The lottery is a way for people to have the chance to win money through a random drawing. It can be played for fun or as a method of raising funds for a cause. It’s also an inherently risky activity, with the chances of winning low compared to the cost of the tickets. But it’s still a popular form of gambling, with many people spending large amounts of their income on tickets.
Lotteries have a long history, going back centuries. Moses was instructed to use a lottery to divide land in the Old Testament, and Roman emperors used them to give away property and slaves. The first public lotteries were held in the 15th century, and by the 1740s they were common in the United States, helping to fund roads, libraries, churches, colleges, canals, bridges, and a battery of guns for Philadelphia during the American Revolution.
If you’re interested in playing the lottery, start by buying a ticket for a smaller game with lower odds. That way, you’ll have a better chance of winning without losing too much money. You can also try selecting numbers that are less likely to be picked, like birthdays or sequences that hundreds of other players play (like 1-2-3-4-5-6). If you’re in a group, consider joining a syndicate, where your share of the prize is lower but the chances of winning are higher.

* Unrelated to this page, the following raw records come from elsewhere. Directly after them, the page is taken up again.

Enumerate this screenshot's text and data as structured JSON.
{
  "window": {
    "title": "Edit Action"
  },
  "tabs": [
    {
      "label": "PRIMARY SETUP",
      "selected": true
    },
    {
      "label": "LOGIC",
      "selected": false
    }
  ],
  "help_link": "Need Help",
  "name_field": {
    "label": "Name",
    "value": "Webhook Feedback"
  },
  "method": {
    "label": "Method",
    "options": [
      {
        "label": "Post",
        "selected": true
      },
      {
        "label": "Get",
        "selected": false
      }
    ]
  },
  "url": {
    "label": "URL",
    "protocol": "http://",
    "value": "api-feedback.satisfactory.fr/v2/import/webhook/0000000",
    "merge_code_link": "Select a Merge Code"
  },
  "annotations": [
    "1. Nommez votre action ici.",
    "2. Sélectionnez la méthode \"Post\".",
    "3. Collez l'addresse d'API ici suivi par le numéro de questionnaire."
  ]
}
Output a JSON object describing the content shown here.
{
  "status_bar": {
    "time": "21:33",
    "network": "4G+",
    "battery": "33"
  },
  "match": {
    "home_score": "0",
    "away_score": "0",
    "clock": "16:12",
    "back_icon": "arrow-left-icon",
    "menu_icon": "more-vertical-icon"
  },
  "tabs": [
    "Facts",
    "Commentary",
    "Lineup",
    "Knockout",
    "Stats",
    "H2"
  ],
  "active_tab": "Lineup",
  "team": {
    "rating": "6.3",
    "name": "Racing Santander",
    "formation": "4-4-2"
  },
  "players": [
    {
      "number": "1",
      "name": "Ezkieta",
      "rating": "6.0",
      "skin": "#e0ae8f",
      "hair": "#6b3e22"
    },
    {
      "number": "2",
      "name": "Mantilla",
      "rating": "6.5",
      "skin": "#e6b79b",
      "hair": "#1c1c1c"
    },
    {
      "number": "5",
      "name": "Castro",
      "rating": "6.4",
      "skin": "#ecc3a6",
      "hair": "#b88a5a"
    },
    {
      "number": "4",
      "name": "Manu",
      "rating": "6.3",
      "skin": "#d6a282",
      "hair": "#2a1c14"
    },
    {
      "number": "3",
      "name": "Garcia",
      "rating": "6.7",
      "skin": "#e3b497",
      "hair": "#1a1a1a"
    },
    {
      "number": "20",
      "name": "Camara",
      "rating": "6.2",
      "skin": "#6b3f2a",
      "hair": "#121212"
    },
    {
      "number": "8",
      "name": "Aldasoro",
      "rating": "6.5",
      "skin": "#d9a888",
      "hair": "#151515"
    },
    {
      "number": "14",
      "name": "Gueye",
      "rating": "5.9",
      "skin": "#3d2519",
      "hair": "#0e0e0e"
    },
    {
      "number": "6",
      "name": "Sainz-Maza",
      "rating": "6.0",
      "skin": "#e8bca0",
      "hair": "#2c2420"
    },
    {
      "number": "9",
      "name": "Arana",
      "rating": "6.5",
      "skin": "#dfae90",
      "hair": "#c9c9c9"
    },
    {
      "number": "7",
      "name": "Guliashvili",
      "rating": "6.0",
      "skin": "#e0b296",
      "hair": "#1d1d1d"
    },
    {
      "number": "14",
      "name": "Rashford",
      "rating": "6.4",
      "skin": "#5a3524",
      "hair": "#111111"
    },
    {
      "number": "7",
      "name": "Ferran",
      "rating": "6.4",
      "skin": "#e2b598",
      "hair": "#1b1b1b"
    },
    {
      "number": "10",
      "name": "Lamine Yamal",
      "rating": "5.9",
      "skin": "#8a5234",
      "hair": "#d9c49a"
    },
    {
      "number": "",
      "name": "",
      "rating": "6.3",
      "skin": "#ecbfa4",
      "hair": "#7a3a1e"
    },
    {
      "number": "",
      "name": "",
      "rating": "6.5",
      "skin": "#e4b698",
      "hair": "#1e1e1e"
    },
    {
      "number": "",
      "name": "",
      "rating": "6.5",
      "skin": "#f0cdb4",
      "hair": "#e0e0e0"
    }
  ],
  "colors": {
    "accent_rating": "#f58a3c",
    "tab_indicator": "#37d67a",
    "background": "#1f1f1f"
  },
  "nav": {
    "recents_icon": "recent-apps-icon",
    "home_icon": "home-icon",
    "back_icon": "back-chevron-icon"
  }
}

Whether you’re playing for money or just for the thrill of it, there’s an inextricable human urge to gamble. But it’s important to understand how regressive lotteries are before you play.